INFORMATION
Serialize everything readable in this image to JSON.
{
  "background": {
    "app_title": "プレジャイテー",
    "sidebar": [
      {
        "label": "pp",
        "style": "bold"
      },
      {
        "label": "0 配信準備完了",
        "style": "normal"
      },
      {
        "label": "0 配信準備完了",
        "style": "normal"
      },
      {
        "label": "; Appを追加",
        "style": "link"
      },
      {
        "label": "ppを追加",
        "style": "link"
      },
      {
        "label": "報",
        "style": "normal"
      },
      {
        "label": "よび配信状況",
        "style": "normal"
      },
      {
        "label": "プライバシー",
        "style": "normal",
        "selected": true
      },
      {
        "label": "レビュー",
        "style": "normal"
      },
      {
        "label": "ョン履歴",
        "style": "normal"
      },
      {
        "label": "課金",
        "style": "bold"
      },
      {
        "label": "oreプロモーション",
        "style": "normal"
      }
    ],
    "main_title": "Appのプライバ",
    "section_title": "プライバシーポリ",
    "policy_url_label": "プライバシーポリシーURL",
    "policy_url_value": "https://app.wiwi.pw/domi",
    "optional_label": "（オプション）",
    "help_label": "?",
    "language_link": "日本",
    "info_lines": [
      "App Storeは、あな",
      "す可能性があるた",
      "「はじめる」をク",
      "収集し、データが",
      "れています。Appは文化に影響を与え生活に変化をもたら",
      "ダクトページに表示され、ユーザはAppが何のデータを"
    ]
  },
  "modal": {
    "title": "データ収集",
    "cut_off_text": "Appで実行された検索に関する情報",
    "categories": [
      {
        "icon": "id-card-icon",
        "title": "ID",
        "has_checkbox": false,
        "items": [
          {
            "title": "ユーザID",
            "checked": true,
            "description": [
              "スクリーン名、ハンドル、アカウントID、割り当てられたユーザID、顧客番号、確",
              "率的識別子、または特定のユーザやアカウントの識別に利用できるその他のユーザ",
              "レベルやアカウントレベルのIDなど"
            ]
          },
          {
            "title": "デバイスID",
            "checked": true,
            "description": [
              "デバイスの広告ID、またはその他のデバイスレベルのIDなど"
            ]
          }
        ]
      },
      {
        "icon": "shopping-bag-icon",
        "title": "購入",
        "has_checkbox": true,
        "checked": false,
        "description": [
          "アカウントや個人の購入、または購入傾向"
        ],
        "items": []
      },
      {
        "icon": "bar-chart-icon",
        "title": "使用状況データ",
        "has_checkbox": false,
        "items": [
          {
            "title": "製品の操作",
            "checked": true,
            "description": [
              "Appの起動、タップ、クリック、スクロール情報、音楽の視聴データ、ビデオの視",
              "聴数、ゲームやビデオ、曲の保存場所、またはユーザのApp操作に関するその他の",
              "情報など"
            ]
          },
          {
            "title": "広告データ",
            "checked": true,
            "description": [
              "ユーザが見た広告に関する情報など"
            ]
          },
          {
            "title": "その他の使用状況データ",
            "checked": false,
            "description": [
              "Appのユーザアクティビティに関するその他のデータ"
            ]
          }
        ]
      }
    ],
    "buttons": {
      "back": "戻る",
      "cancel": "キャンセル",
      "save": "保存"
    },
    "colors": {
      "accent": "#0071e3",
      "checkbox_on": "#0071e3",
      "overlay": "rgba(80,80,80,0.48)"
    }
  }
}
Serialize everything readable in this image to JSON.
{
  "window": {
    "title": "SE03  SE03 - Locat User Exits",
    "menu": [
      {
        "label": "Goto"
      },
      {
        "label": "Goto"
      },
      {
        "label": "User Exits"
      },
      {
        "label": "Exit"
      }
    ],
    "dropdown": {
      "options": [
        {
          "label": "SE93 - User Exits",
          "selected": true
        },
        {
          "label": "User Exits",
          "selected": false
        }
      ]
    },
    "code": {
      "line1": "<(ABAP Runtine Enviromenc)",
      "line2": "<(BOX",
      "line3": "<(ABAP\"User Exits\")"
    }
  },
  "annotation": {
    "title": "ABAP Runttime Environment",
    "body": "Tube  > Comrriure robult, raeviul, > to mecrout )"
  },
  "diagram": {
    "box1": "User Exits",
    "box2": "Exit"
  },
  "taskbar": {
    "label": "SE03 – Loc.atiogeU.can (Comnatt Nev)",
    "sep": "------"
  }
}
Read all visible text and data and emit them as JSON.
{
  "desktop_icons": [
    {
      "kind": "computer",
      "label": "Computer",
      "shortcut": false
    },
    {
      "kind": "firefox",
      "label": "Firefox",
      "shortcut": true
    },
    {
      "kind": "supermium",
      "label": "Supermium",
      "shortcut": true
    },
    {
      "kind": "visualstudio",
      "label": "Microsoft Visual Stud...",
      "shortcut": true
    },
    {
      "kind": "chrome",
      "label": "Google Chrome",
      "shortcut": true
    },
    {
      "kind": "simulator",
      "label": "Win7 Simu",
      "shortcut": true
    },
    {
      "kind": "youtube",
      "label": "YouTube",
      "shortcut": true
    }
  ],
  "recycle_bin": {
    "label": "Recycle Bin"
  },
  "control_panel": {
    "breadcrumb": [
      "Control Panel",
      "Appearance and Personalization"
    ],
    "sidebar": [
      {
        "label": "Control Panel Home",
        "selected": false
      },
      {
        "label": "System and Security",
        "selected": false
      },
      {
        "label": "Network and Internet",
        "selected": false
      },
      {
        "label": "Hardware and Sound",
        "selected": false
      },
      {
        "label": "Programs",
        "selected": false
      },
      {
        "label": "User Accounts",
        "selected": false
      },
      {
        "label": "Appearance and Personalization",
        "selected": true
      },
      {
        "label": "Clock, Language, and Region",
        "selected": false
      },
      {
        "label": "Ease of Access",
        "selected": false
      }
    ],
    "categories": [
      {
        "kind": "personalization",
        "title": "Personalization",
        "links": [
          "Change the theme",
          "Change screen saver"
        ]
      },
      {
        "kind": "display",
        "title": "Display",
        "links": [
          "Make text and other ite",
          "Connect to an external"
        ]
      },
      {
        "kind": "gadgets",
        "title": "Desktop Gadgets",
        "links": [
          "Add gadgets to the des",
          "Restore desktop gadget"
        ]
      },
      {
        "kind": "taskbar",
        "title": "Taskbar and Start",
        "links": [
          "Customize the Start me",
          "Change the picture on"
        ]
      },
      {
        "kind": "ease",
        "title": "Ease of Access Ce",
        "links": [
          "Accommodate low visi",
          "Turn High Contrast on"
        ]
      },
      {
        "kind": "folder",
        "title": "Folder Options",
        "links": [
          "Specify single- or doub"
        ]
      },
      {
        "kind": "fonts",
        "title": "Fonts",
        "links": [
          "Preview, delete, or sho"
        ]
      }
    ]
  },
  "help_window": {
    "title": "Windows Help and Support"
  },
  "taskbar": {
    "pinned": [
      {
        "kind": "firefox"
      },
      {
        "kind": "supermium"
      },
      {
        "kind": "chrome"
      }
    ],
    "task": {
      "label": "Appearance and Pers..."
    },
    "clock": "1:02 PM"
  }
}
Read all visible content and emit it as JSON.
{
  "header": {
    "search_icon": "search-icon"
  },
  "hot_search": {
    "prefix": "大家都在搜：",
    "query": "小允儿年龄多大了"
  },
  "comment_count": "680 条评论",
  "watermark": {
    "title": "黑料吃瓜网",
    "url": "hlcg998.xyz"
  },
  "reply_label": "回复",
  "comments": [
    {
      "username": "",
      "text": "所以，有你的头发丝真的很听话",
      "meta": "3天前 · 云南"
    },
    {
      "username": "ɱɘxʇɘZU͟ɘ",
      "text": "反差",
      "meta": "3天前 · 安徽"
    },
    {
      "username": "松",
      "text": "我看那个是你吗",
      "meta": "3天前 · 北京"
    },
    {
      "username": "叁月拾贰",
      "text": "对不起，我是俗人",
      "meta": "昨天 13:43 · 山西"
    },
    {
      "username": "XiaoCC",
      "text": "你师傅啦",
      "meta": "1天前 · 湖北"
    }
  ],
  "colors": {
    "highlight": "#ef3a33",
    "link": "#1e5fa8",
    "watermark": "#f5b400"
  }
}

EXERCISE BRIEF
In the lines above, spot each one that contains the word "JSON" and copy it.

REPLY TO THE TASK
Serialize everything readable in this image to JSON.
Serialize everything readable in this image to JSON.
Read all visible text and data and emit them as JSON.
Read all visible content and emit it as JSON.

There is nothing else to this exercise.